Deliver Your News to the World

National Savings and Investments reports Britons more financially aware


NS&I has revealed new research that shows nearly two-thirds (63%) of the population are more aware of their finances and are making an increased effort to look after their accounts as a result of the credit crunch,

According to the new research released by NS&I (National Savings and Investments), almost half (48%) of the people who are focusing more attention on their finances have stated now that they know exactly how much money they have in all of their accounts. A further third (33%) know roughly how much money they have in their bank account and savings account, give or take £50.

Whether people know exactly what their financial situation is seems to be affected by both age and gender. Research shows that older age groups are more likely to be sure of their financial state of affairs, with 60% of over 65-year-olds sure of the exact amounts in their current and savings accounts, compared to 38% of the 16-24 age group and 41% of 25Ė34 year-olds. Women are more likely to know their precise financial circumstances, with half (50%) sure of exact amounts compared to more than two fifths (41%) of men.

The NS&I research also showed that married and co-habiting people are more money-savvy with 45% confident of the figures compared to 39% of singletons, perhaps as the more careful female attitude rubs off on their partners. In fact, more than a quarter (26%) of men state that their partner looks after their money, while only 19% of women put the financial reins in their partnerís hands. It seems that often when relationships break up a lot of attention is focused on assets, perhaps this explains why 56% of those divorced, widowed or separated know exactly what money they have in their accounts. Interestingly, children seem to have a negative effect on peopleís awareness; 41% people who have children are confident of their exact financial circumstances, compared to 48% of those without.

Dax Harkins, senior savings strategist at NS&I, explained: ďTo be in control of your finances itís really important to keep track of your money and to make sure that it is invested in a savings account which suits your individual needs.

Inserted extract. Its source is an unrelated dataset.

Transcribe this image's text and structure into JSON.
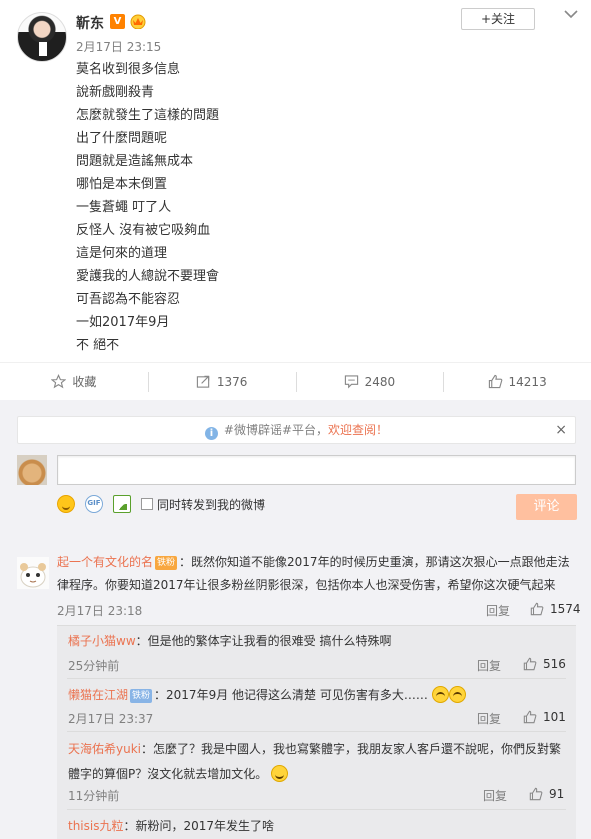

Setting aside a few minutes a week is all it takes to review your money situation. From this point you can assess your incomings and outgoings, identify opportunities for savings and make your money work as hard for you as possible.Ē

There are, of course, those people that choose to ignore keeping track of their finances. More than a third of people (36%) care just a little about their finances and do just enough to get by. One-fifth (20%) of those surveyed feel that so long as theyíve got regular money coming into their current account they donít need to worry about it too much and just under a fifth (17%) ignore their finances and hope they will be okay rather than spending time worrying. Nearly a fifth (19%) of the population stated that they donít have time to manage their finances properly.

Notes to Editors
*The survey, which questioned people about their financial habits, was carried about by TNS Global Market Research in June 2009 among 1002 GB adults aged 16+.

About NS&I
NS&I is one of the UKís largest financial providers with almost 27 million customers and over £94 billion invested. It is best known for Premium Bonds, but also offers Inflation-Beating Savings bonds, Guaranteed Growth Bonds and Childrenís Bonus Bonds in its range. All products offer 100% security, because NS&I is backed by HM Treasury.

For more information on NS&Iís involvement with the RHS and the Grow Your Own campaign, visit

PR Contact:
For further information contact:
Monica Del-Villar
National Savings and Investments
375 Kensington High Street
W14 8SD
020 7348 9654


 savings account
 Savings bonds
 Guaranteed Growth Bonds

This news content may be integrated into any legitimate news gathering and publishing effort. Linking is permitted.

News Release Distribution and Press Release Distribution Services Provided by WebWire.